#### Your assignment
The answer should be each line of the records that contains the word "intensity"; please copy them all.

══ Materials provided ══

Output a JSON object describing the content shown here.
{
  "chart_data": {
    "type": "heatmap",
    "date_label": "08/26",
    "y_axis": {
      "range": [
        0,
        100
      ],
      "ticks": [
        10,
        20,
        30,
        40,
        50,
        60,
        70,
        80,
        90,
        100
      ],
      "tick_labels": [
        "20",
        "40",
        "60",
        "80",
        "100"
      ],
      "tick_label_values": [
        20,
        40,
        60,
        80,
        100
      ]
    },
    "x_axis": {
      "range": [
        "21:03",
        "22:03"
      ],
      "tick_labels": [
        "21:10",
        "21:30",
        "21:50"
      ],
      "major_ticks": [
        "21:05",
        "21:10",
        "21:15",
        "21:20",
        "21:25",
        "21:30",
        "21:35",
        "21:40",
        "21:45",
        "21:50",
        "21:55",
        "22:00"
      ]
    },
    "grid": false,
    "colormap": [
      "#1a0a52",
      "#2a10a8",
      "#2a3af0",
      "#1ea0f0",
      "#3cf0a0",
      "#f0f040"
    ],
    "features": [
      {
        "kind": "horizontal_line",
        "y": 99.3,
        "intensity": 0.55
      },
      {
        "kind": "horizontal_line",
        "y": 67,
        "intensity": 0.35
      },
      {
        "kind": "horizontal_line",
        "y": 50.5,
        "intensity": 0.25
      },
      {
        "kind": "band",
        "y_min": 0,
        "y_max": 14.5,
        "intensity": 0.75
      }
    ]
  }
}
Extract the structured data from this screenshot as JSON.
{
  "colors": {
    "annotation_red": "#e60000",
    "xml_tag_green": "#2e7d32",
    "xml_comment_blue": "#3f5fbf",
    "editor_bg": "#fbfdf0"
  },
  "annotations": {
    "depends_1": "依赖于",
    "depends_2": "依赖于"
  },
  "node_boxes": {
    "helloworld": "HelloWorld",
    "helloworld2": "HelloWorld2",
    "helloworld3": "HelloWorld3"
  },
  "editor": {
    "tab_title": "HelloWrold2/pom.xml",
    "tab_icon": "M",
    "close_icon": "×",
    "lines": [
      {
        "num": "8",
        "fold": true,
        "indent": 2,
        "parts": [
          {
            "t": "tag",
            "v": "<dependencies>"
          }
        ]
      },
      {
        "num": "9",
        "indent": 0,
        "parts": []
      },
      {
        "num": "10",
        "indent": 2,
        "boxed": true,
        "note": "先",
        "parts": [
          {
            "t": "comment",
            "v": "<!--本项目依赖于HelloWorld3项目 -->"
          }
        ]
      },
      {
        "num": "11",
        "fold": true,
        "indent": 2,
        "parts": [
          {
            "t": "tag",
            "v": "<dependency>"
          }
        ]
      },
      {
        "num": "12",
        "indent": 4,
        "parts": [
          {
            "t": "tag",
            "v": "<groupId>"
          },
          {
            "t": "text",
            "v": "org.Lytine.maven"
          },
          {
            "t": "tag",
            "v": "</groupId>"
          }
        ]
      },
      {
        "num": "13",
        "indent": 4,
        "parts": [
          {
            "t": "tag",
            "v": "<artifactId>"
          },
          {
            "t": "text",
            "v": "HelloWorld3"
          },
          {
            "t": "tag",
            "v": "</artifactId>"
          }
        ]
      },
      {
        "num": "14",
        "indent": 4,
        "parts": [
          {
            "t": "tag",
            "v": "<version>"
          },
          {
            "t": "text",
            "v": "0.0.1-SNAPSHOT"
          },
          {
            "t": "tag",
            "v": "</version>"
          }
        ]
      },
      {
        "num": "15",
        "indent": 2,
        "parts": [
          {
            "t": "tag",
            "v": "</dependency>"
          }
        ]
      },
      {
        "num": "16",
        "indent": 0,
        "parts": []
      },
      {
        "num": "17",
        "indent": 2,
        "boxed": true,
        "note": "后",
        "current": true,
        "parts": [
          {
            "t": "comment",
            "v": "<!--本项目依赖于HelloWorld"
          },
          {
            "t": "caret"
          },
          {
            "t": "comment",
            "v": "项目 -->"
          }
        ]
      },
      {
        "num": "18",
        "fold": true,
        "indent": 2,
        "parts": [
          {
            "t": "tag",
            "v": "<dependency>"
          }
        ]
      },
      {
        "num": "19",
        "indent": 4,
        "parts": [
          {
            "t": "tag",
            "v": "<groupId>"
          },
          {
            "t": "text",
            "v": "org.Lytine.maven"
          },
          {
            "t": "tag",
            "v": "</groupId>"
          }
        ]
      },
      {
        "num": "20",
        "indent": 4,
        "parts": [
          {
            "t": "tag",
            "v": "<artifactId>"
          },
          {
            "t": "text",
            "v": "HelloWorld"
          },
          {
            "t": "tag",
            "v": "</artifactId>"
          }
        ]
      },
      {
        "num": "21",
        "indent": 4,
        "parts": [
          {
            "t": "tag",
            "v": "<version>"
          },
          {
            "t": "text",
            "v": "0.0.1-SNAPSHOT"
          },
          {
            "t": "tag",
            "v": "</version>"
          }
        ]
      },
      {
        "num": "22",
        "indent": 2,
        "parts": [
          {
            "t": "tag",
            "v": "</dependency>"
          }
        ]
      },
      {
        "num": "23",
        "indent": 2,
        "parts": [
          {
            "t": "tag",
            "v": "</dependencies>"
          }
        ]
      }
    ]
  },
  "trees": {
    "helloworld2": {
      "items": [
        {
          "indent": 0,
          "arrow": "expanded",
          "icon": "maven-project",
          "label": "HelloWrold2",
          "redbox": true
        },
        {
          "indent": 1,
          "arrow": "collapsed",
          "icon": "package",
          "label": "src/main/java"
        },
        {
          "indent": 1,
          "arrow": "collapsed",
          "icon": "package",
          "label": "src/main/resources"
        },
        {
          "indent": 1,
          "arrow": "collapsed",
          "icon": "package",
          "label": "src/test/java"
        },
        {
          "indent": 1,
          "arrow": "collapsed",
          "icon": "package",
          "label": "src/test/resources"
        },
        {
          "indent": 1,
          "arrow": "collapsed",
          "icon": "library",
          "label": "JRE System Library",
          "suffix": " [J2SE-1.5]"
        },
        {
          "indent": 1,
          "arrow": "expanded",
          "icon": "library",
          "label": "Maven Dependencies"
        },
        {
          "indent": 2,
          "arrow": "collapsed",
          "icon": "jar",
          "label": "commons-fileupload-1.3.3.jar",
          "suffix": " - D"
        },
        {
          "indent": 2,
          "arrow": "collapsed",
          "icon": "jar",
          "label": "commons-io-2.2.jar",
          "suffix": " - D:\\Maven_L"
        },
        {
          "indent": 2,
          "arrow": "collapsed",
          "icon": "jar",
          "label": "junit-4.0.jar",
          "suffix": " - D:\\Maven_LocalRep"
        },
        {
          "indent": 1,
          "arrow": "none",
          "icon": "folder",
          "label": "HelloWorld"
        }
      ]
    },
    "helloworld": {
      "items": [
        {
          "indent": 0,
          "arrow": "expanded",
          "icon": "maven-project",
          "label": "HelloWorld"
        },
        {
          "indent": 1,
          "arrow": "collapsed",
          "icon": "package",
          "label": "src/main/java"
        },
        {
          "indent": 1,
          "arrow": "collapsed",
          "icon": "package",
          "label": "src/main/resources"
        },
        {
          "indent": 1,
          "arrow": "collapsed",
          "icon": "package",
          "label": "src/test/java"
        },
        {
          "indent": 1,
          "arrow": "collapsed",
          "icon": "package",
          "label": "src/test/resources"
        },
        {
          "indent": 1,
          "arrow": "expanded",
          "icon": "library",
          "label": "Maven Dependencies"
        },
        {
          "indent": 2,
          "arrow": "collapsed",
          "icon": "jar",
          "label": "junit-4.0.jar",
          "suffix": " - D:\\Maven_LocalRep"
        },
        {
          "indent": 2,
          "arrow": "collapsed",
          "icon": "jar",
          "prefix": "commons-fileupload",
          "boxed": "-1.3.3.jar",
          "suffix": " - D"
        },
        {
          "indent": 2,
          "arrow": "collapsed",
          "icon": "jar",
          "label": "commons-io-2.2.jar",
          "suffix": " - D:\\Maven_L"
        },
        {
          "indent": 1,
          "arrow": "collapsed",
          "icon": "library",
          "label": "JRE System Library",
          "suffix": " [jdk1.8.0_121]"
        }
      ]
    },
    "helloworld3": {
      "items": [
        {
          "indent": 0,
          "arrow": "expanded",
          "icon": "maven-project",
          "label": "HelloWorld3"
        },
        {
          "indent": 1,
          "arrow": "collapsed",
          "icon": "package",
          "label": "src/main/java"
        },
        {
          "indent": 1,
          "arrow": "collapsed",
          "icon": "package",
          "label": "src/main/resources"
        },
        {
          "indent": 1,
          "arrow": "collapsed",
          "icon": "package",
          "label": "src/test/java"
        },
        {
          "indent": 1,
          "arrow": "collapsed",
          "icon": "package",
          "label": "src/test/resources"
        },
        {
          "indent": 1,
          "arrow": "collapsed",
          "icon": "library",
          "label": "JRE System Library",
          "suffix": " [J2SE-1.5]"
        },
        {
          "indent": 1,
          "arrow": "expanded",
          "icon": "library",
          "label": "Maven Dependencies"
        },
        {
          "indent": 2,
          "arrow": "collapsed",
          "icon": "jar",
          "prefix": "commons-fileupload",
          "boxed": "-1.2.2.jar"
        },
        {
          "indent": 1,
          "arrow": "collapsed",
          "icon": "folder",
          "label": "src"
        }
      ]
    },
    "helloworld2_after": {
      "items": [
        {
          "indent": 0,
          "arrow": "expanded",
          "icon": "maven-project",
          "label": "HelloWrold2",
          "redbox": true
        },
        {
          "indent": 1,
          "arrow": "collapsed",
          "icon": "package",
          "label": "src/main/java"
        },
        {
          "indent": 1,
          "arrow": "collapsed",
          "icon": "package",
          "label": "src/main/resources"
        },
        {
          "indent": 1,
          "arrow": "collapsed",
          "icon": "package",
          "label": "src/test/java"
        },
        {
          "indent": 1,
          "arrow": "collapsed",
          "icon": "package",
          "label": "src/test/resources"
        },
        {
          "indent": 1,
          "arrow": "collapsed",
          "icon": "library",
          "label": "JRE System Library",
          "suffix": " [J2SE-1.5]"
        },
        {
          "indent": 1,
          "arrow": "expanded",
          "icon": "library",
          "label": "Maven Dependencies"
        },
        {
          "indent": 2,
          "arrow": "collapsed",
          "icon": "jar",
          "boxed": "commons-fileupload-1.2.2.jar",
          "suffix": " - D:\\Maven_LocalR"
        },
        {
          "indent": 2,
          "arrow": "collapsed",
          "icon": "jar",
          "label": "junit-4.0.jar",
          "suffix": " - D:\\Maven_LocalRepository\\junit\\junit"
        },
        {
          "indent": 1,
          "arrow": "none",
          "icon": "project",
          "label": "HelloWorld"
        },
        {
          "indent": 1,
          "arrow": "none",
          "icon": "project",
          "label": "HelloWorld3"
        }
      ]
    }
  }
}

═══

#### Answer for this exercise
        "intensity": 0.55
        "intensity": 0.35
        "intensity": 0.25
        "intensity": 0.75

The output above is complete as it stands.